● **Extracted entries**
%%

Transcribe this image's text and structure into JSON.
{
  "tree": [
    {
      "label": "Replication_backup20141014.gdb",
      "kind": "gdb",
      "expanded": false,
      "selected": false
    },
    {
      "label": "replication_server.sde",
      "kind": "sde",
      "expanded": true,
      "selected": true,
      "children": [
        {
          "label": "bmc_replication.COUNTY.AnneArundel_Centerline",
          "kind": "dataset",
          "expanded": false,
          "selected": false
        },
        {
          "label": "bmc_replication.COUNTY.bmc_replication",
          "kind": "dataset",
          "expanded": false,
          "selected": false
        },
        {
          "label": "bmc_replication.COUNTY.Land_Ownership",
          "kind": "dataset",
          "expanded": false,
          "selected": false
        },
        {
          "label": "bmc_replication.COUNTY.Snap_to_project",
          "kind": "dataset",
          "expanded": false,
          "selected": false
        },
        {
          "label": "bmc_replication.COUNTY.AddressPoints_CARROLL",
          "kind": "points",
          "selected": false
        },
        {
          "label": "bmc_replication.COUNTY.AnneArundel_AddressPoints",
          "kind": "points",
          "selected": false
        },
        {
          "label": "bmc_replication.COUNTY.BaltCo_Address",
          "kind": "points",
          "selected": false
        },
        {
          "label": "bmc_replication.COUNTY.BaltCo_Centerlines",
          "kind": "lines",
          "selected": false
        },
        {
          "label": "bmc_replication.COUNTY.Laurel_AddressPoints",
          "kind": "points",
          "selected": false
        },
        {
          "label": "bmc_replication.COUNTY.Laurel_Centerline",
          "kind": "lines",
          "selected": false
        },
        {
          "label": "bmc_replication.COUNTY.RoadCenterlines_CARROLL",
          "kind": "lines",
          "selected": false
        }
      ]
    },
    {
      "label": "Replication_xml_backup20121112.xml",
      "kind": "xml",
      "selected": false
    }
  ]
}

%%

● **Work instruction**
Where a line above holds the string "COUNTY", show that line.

● **Exercise response**
          "label": "bmc_replication.COUNTY.AnneArundel_Centerline",
          "label": "bmc_replication.COUNTY.bmc_replication",
          "label": "bmc_replication.COUNTY.Land_Ownership",
          "label": "bmc_replication.COUNTY.Snap_to_project",
          "label": "bmc_replication.COUNTY.AddressPoints_CARROLL",
          "label": "bmc_replication.COUNTY.AnneArundel_AddressPoints",
          "label": "bmc_replication.COUNTY.BaltCo_Address",
          "label": "bmc_replication.COUNTY.BaltCo_Centerlines",
          "label": "bmc_replication.COUNTY.Laurel_AddressPoints",
          "label": "bmc_replication.COUNTY.Laurel_Centerline",
          "label": "bmc_replication.COUNTY.RoadCenterlines_CARROLL",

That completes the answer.